CHARGE BOOSTER: Aeroplane mode doesn't sound very exciting, but it can be a (phone) hacker's friend. Turning on the option while charging your mobile will increase the speed at which your phone battery charges
techNew book reveals how to rid your inbox of spam, protect your passwords and amplify your iPhone
Arts and Entertainment
Julianne Moore and Ellen Page are starring together in civil rights drama Freeheld
film
News
i100
Latest stories from i100
Have you tried new the Independent Digital Edition apps?

Day In a Page

How could three tourists have been battered within an inch of their lives by a burglar in a plush London hotel?

A crime that reveals London's dark heart

How could three tourists have been battered within an inch of their lives by a burglar in a plush London hotel?
Meet 'Porridge' and 'Vampire': Chinese state TV is offering advice for citizens picking a Western moniker

Lost in translation: Western monikers

Chinese state TV is offering advice for citizens picking a Western moniker. Simon Usborne, who met a 'Porridge' and a 'Vampire' while in China, can see the problem
Handy hacks that make life easier: New book reveals how to rid your inbox of spam, protect your passwords and amplify your iPhone

Handy hacks that make life easier

New book reveals how to rid your email inbox of spam, protect your passwords and amplify your iPhone with a loo-roll
KidZania lets children try their hands at being a firefighter, doctor or factory worker for the day

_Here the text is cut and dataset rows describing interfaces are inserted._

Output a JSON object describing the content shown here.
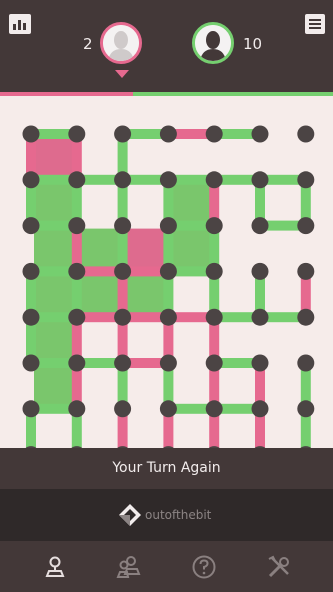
{
  "header": {
    "stats_icon": "leaderboard-icon",
    "menu_icon": "hamburger-menu-icon"
  },
  "players": [
    {
      "score": "2",
      "color": "#e6698f",
      "icon": "user-avatar-icon"
    },
    {
      "score": "10",
      "color": "#75cf6f",
      "icon": "user-avatar-icon"
    }
  ],
  "score_bar": {
    "pink_share": 0.4,
    "green_share": 0.6
  },
  "board": {
    "cols": 6,
    "rows": 7,
    "colors": {
      "pink": "#e6698f",
      "green": "#75cf6f",
      "dot": "#4b4444",
      "pink_box": "#d9557e",
      "green_box": "#64c056",
      "background": "#f6ecea"
    },
    "horizontal_lines": [
      [
        0,
        0,
        "g"
      ],
      [
        0,
        2,
        "g"
      ],
      [
        0,
        3,
        "p"
      ],
      [
        0,
        4,
        "g"
      ],
      [
        1,
        0,
        "g"
      ],
      [
        1,
        1,
        "g"
      ],
      [
        1,
        2,
        "g"
      ],
      [
        1,
        3,
        "g"
      ],
      [
        1,
        4,
        "g"
      ],
      [
        1,
        5,
        "g"
      ],
      [
        2,
        0,
        "g"
      ],
      [
        2,
        3,
        "g"
      ],
      [
        2,
        5,
        "g"
      ],
      [
        3,
        0,
        "g"
      ],
      [
        3,
        1,
        "p"
      ],
      [
        3,
        2,
        "p"
      ],
      [
        3,
        3,
        "g"
      ],
      [
        4,
        0,
        "g"
      ],
      [
        4,
        1,
        "p"
      ],
      [
        4,
        2,
        "p"
      ],
      [
        4,
        3,
        "p"
      ],
      [
        4,
        4,
        "g"
      ],
      [
        4,
        5,
        "g"
      ],
      [
        5,
        0,
        "g"
      ],
      [
        5,
        1,
        "g"
      ],
      [
        5,
        2,
        "p"
      ],
      [
        5,
        4,
        "g"
      ],
      [
        6,
        0,
        "g"
      ],
      [
        6,
        3,
        "g"
      ],
      [
        6,
        4,
        "g"
      ],
      [
        7,
        0,
        "g"
      ],
      [
        7,
        2,
        "p"
      ],
      [
        7,
        3,
        "p"
      ],
      [
        7,
        4,
        "p"
      ],
      [
        7,
        5,
        "p"
      ],
      [
        7,
        6,
        "p"
      ]
    ],
    "vertical_lines": [
      [
        0,
        0,
        "p"
      ],
      [
        0,
        1,
        "p"
      ],
      [
        0,
        2,
        "g"
      ],
      [
        1,
        0,
        "g"
      ],
      [
        1,
        1,
        "g"
      ],
      [
        1,
        2,
        "g"
      ],
      [
        1,
        3,
        "g"
      ],
      [
        1,
        4,
        "p"
      ],
      [
        1,
        5,
        "g"
      ],
      [
        1,
        6,
        "g"
      ],
      [
        2,
        1,
        "p"
      ],
      [
        2,
        2,
        "g"
      ],
      [
        2,
        3,
        "g"
      ],
      [
        2,
        4,
        "g"
      ],
      [
        3,
        0,
        "g"
      ],
      [
        3,
        1,
        "g"
      ],
      [
        3,
        2,
        "p"
      ],
      [
        3,
        3,
        "g"
      ],
      [
        3,
        4,
        "g"
      ],
      [
        3,
        5,
        "g"
      ],
      [
        3,
        6,
        "p"
      ],
      [
        4,
        0,
        "g"
      ],
      [
        4,
        1,
        "p"
      ],
      [
        4,
        2,
        "p"
      ],
      [
        4,
        3,
        "p"
      ],
      [
        4,
        4,
        "p"
      ],
      [
        5,
        1,
        "p"
      ],
      [
        5,
        2,
        "g"
      ],
      [
        5,
        3,
        "g"
      ],
      [
        5,
        4,
        "p"
      ],
      [
        5,
        5,
        "p"
      ],
      [
        5,
        6,
        "g"
      ],
      [
        6,
        0,
        "g"
      ],
      [
        6,
        1,
        "g"
      ],
      [
        6,
        2,
        "p"
      ],
      [
        6,
        3,
        "p"
      ],
      [
        6,
        4,
        "p"
      ],
      [
        6,
        5,
        "p"
      ],
      [
        6,
        6,
        "g"
      ],
      [
        7,
        0,
        "p"
      ],
      [
        7,
        1,
        "g"
      ],
      [
        7,
        2,
        "p"
      ],
      [
        7,
        3,
        "p"
      ],
      [
        7,
        4,
        "p"
      ],
      [
        7,
        5,
        "p"
      ],
      [
        7,
        6,
        "g"
      ]
    ],
    "boxes": [
      [
        0,
        0,
        "p"
      ],
      [
        1,
        0,
        "g"
      ],
      [
        1,
        3,
        "g"
      ],
      [
        2,
        0,
        "g"
      ],
      [
        2,
        1,
        "g"
      ],
      [
        2,
        2,
        "p"
      ],
      [
        2,
        3,
        "g"
      ],
      [
        3,
        0,
        "g"
      ],
      [
        3,
        1,
        "g"
      ],
      [
        3,
        2,
        "g"
      ],
      [
        4,
        0,
        "g"
      ],
      [
        5,
        0,
        "g"
      ]
    ]
  },
  "status": "Your Turn Again",
  "sponsor": {
    "logo_icon": "outofthebit-logo-icon",
    "text": "outofthebit"
  },
  "nav": [
    {
      "icon": "single-player-icon"
    },
    {
      "icon": "multiplayer-icon"
    },
    {
      "icon": "help-icon"
    },
    {
      "icon": "tools-icon"
    }
  ]
}
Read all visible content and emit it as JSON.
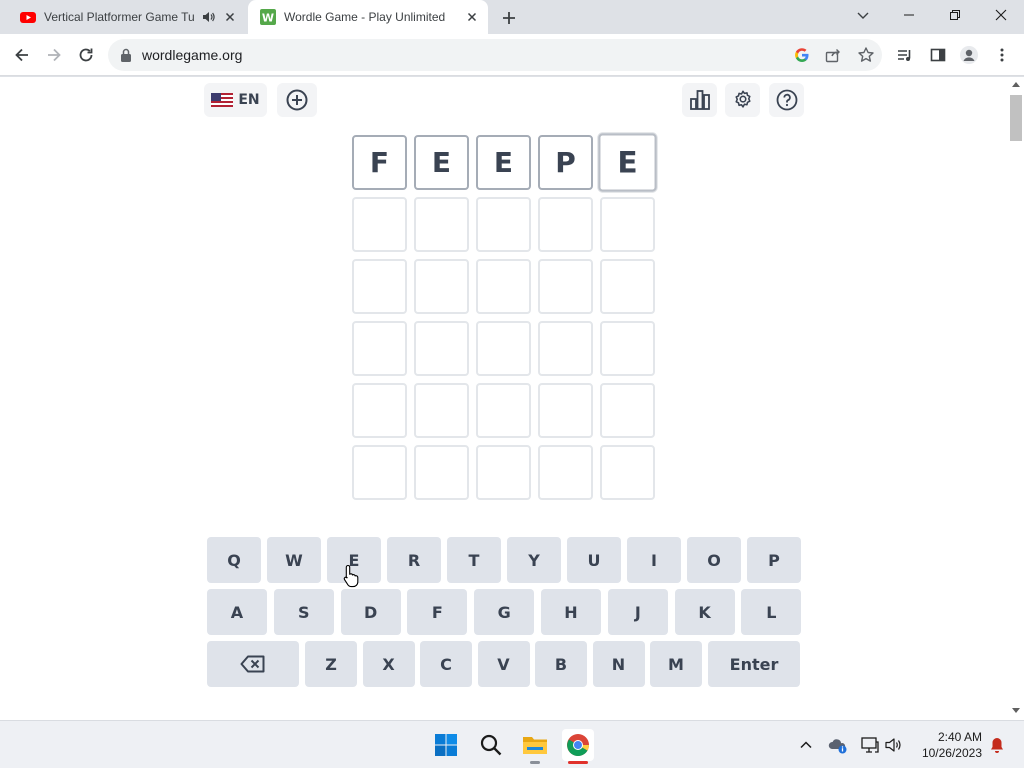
{
  "browser": {
    "tabs": [
      {
        "title": "Vertical Platformer Game Tu",
        "favicon": "youtube-icon",
        "audio": "speaker-icon",
        "active": false
      },
      {
        "title": "Wordle Game - Play Unlimited",
        "favicon": "wordle-w-icon",
        "favicon_letter": "W",
        "active": true
      }
    ],
    "url": "wordlegame.org",
    "colors": {
      "tab_strip": "#dee1e6",
      "youtube_red": "#ff0000",
      "wordle_green": "#55a84a"
    }
  },
  "wordle": {
    "language": "EN",
    "board": [
      [
        "F",
        "E",
        "E",
        "P",
        "E"
      ],
      [
        "",
        "",
        "",
        "",
        ""
      ],
      [
        "",
        "",
        "",
        "",
        ""
      ],
      [
        "",
        "",
        "",
        "",
        ""
      ],
      [
        "",
        "",
        "",
        "",
        ""
      ],
      [
        "",
        "",
        "",
        "",
        ""
      ]
    ],
    "keyboard": {
      "row1": [
        "Q",
        "W",
        "E",
        "R",
        "T",
        "Y",
        "U",
        "I",
        "O",
        "P"
      ],
      "row2": [
        "A",
        "S",
        "D",
        "F",
        "G",
        "H",
        "J",
        "K",
        "L"
      ],
      "row3": [
        "Z",
        "X",
        "C",
        "V",
        "B",
        "N",
        "M"
      ],
      "enter": "Enter"
    },
    "colors": {
      "text": "#3a4352",
      "key_bg": "#dfe3ea",
      "tile_border": "#e3e6ea",
      "tile_filled_border": "#a5acb6"
    }
  },
  "taskbar": {
    "time": "2:40 AM",
    "date": "10/26/2023"
  }
}
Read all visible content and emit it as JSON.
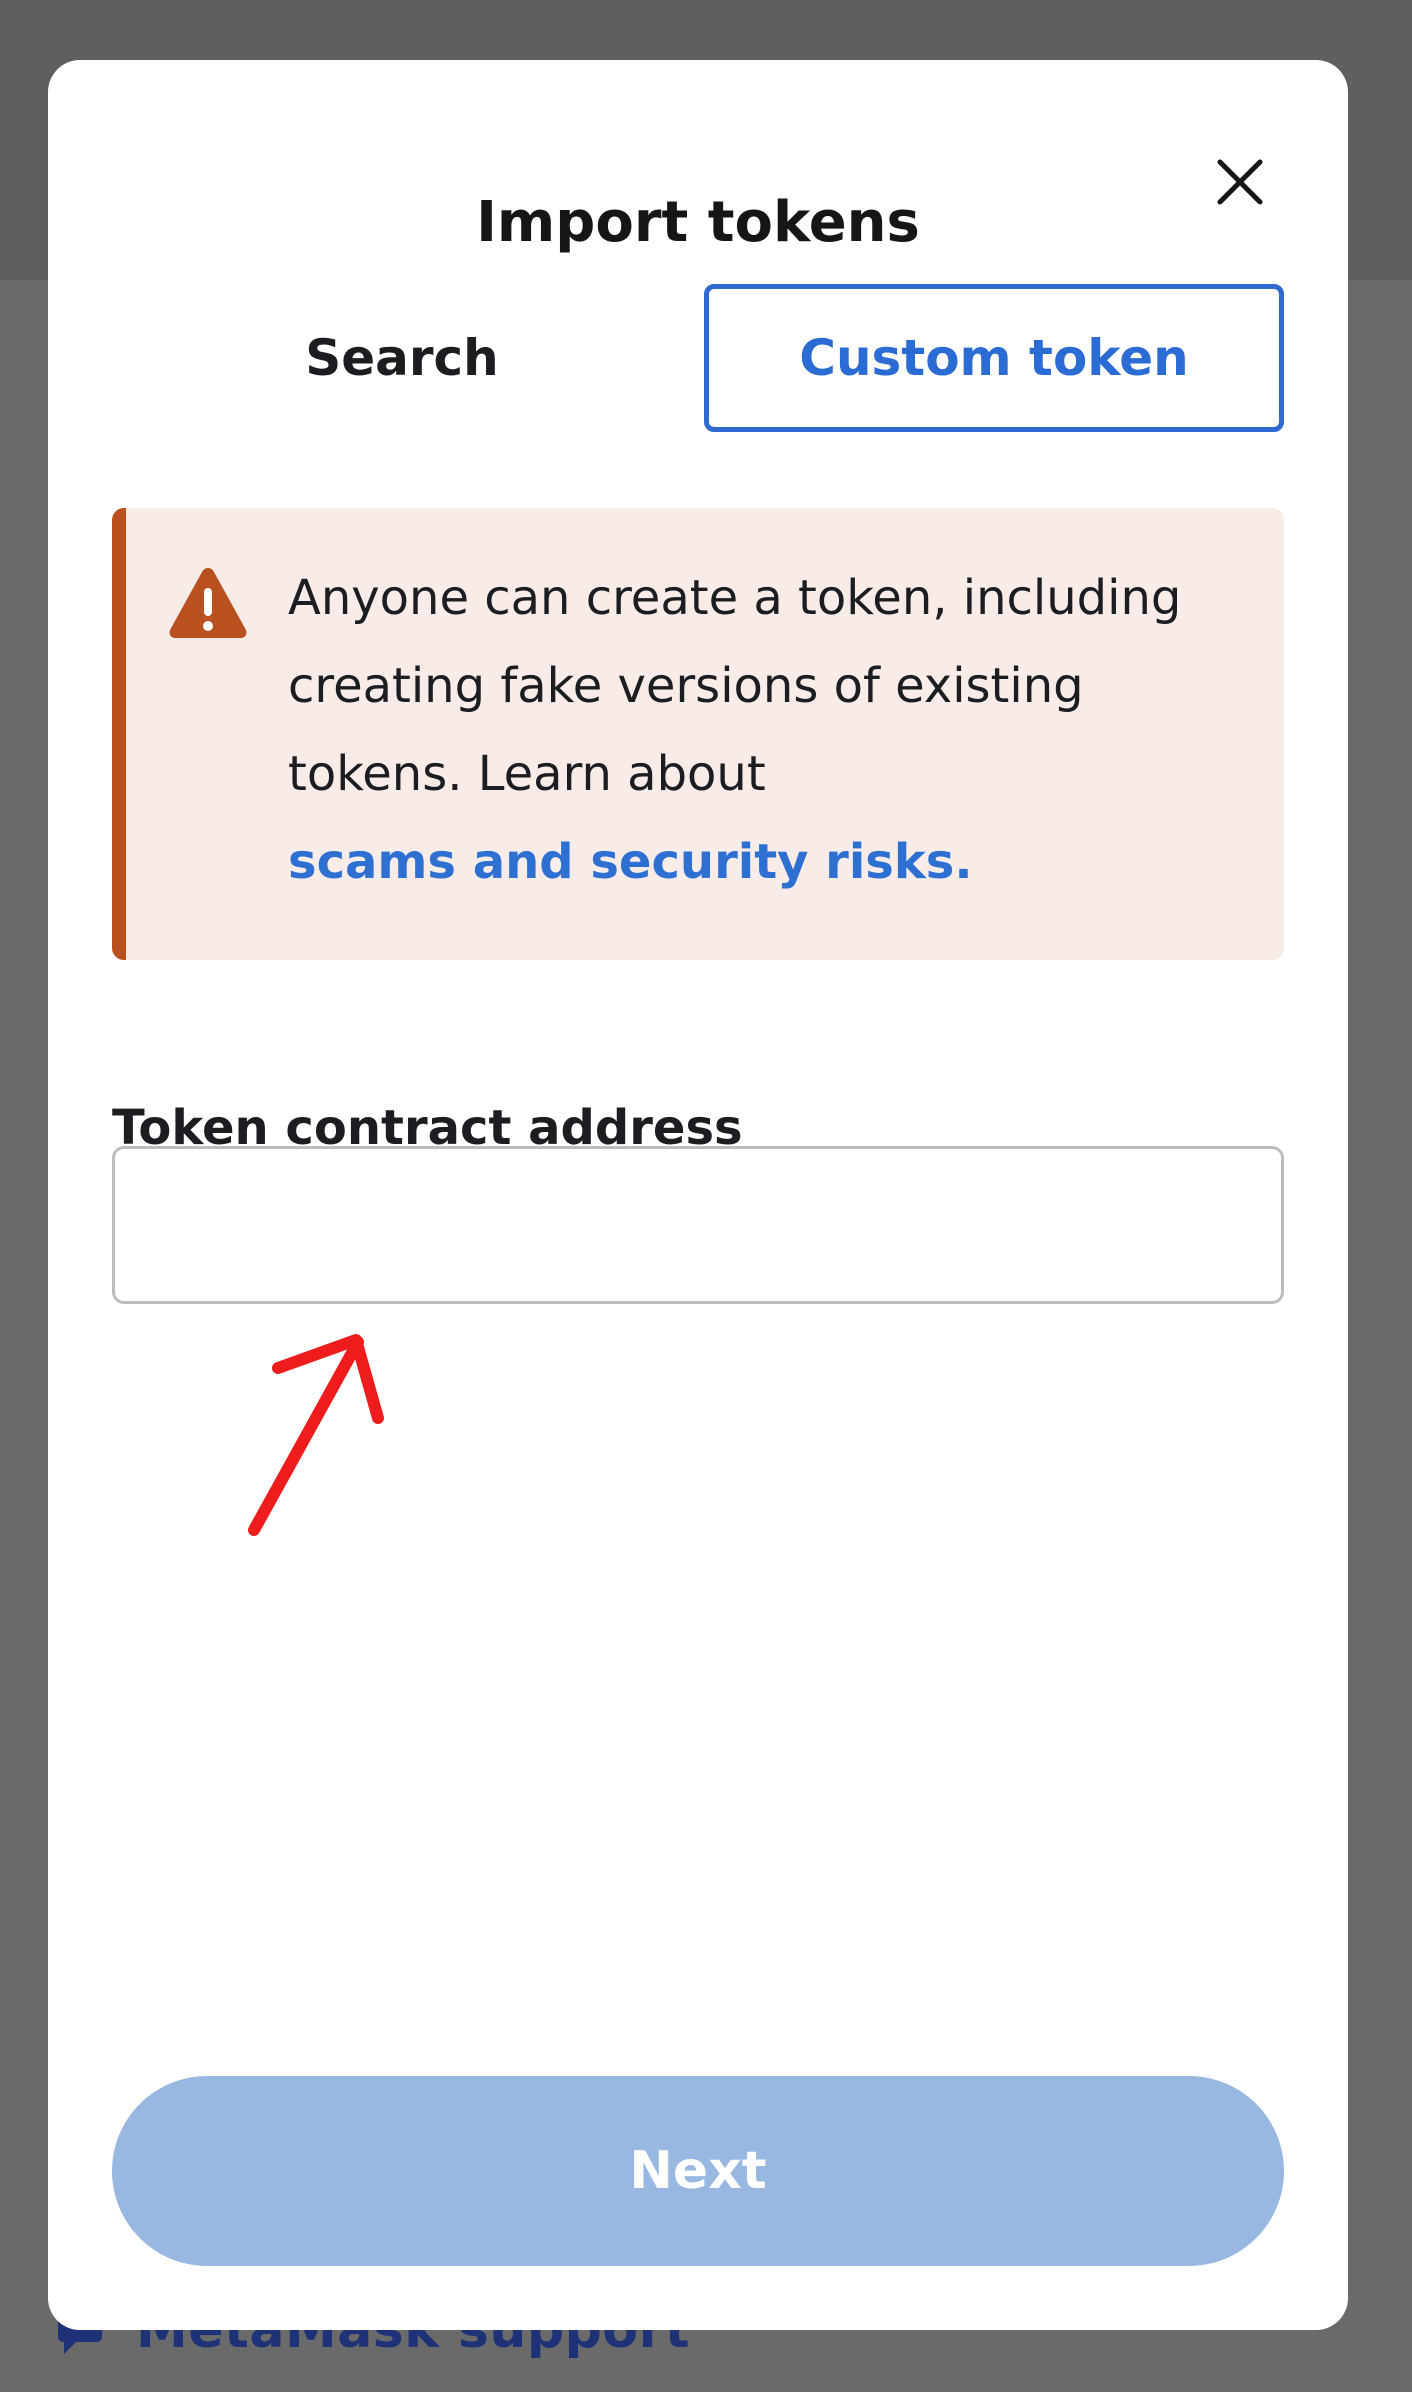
{
  "modal": {
    "title": "Import tokens",
    "close_icon": "close-icon"
  },
  "tabs": [
    {
      "label": "Search",
      "active": false
    },
    {
      "label": "Custom token",
      "active": true
    }
  ],
  "alert": {
    "icon": "warning-icon",
    "text": "Anyone can create a token, including creating fake versions of existing tokens. Learn about ",
    "link_text": "scams and security risks."
  },
  "address_field": {
    "label": "Token contract address",
    "value": "",
    "placeholder": ""
  },
  "next_button": {
    "label": "Next",
    "enabled": false
  },
  "background": {
    "support_link": "MetaMask support"
  },
  "colors": {
    "accent": "#2f6ad0",
    "warning": "#b8511f",
    "alert_bg": "#f7ece8",
    "next_disabled": "#99b8e1",
    "annotation": "#ee1c1c"
  }
}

KidZania: It's a small world

The new 'educational entertainment experience' in London's Shepherd's Bush will allow children to try out the jobs that are usually undertaken by adults, including firefighter, doctor or factory worker
Renée Zellweger's real crime has been to age in an industry that prizes women's youth over humanity

'Renée Zellweger's real crime was to age'

The actress's altered appearance raised eyebrows at Elle's Women in Hollywood awards on Monday
From Cinderella to The Jungle Book, Disney plans live-action remakes of animated classics

Disney plans live-action remakes of animated classics

From Cinderella to The Jungle Book, Patrick Grafton-Green wonders if they can ever recapture the old magic
Thousands of teenagers to visit battlefields of the First World War in new Government scheme

Pupils to visit First World War battlefields

A new Government scheme aims to bring the the horrors of the conflict to life over the next five years
The 10 best smartphone accessories

Make the most of your mobile: 10 best smartphone accessories

Try these add-ons for everything from secret charging to making sure you never lose your keys again
Mario Balotelli substituted at half-time against Real Madrid: Was this shirt swapping the real reason?

Liverpool v Real Madrid

Mario Balotelli substituted at half-time. Was shirt swapping the real reason?
West Indies tour of India: Hurricane set to sweep Windies into the shadows

Hurricane set to sweep Windies into the shadows

Decision to pull out of India tour leaves the WICB fighting for its existence with an off-field storm building
Indiana serial killer? Man arrested for murdering teenage prostitute confesses to six other murders - and police fear there could be many more

A new American serial killer?

Police fear man arrested for murder of teen prostitute could be responsible for killing spree dating back 20 years
Sweetie, the fake 10-year-old girl designed to catch online predators, claims her first scalp

Sting to trap paedophiles may not carry weight in UK courts

Computer image of ‘Sweetie’ represented entrapment, experts say
Fukushima nuclear crisis: Evacuees still stuck in cramped emergency housing three years on - and may never return home

Return to Fukushima – a land they will never call home again

Evacuees still stuck in cramped emergency housing three years on from nuclear disaster
Wildlife Photographer of the Year: Intimate image of resting lions claims top prize

Wildlife Photographer of the Year

Intimate image of resting lions claims top prize
Online petitions: Sign here to change the world

Want to change the world? Just sign here

The proliferation of online petitions allows us to register our protests at the touch of a button. But do they change anything?